Although I am not credited with having brow beat NASD and then FINRA into revising the regulator's published industry statistics, I will, nonetheless, take my own personal victory lap with the satisfaction of believing that my my unceasing, years' long, harangue prompted the disclosure of data that I proposed be calculated in my above Comment. As I worked my way through what comes off largely as a FINRA member firm community in decline over the years, I came upon a nugget on Page 4 of the FINRA 2018 Snapshot, which, at long last, proves my suspicions and confirms my assertion. Under a page heading "Average and Median Number of FINRA-Registered Representatives per Firm," we learn that for the last calculated year of 2017 that the "Average" number of registered reps per member firm was 171 but the "Median" number was only 11!!! 

I REST MY CASE.

The question and challenge for FINRA is how the self-regulatory-organization responds to that glaring data point of 11 reps per member firm. It would be the height of cynicism and unfairness for FINRA to somewhat reluctantly disclose the statistic but then shrug it off. Confronted with the inescapable proof that its truly average member firm has only 11 reps, it is imperative that FINRA re-order its priorities to adjust to that reality. 

I give all the credit in the world to CEO Robert Cook for instigating the study that produced the uncomfortable industry data. It is now incumbent upon Cook to constructively respond to the truth about his organization's membership and its composition and implement reforms that will give a fuller, more robust, more representative voice to thousands of firms that have largely been relegated to a somewhat dismissive membership category of "Small," when, in fact, they are truly representative of the "average" size of the organization's membership. Rather than reiterate my arguments and restate the compelling justification for overhauling FINRA's mission and Board to better reflect its membership, I will refer you to my full May 30, 2017, Comment at http://brokeandbroker.com/PDF/170530FINRAComment.pdf

Finally, to those of you who often ask and in anticipation of those who will ask in response to this article, "no," I do not get invited to work with FINRA and have not been offered any in-house position. Some 20 years ago, then NASD CEO Frank Zarb asked me to join a panel, but we basically met twice over lunch and I knew that the position was merely a sinecure-without-pay to shut me up. As is obvious, I didn't shut up. Yes, from time to time, over the years, I've met with virtually everyone who was anyone at NASD and FINRA, but you could tell that those meetings were conducted behind gritted teeth and likely after the application of a tube of Preparation H. I don't do "nice" for the sake of going along and getting along.

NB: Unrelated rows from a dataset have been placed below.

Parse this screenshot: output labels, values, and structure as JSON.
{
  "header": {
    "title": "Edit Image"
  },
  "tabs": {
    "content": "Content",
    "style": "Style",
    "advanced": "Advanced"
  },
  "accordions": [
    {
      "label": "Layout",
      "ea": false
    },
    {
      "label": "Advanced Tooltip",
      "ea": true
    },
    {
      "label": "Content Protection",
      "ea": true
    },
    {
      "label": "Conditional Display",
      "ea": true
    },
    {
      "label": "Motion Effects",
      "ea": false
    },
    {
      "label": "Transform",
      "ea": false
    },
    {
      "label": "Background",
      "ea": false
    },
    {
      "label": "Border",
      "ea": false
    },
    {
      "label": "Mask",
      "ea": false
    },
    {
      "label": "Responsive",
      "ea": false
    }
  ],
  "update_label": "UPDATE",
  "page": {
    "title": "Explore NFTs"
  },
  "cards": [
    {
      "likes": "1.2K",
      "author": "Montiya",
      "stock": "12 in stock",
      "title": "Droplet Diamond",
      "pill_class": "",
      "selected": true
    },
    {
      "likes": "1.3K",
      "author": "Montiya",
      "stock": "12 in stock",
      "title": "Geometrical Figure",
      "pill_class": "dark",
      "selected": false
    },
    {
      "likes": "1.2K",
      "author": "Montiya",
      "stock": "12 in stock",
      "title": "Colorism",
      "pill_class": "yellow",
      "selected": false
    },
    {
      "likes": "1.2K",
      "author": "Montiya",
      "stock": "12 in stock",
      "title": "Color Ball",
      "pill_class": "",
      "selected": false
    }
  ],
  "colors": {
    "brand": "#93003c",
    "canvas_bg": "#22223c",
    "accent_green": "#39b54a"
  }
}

I am polite but blunt and persistent. Some might say I'm a pain in the ass. That's okay, I've always taken that as a compliment because it reflects the sincerity with which I champion the reform causes of small FINRA firms and their associated men and women. 

After some 36 years in our biz, I ain't going to start apologizing for hectoring those in regulatory power who don't do their jobs or do so in a half-assed manner. There are millions of individuals who work in the industry and invest in its products -- those employees and investors need to be better protected from fraud and misconduct. Industry reform isn't a game. We're never going to get there over a salad, breast of chicken, and oh-so polite conversation during a meaningless lunch. We've had enough photo-ops and blue ribbon/white paper panels on Wall Street in the name of elusive reform. FINRA CEO Cook seems to be on the right track, at times. He seems to be turning the clumsy battleship of FINRA, somewhat. Regardless, I will persist in speaking truth to power and reveling in my role of the cranky gadfly bastard. I may be getting too old to continue the good fight for much longer but I'm not going quietly into the darkness. As such, yes, I take the recent FINRA report as an overdue victory. If you could see me, you'd notice that rare smile on my face. If you see Cook, send him my compliments but let him know that this is only a first step. I'll be around to urge him on.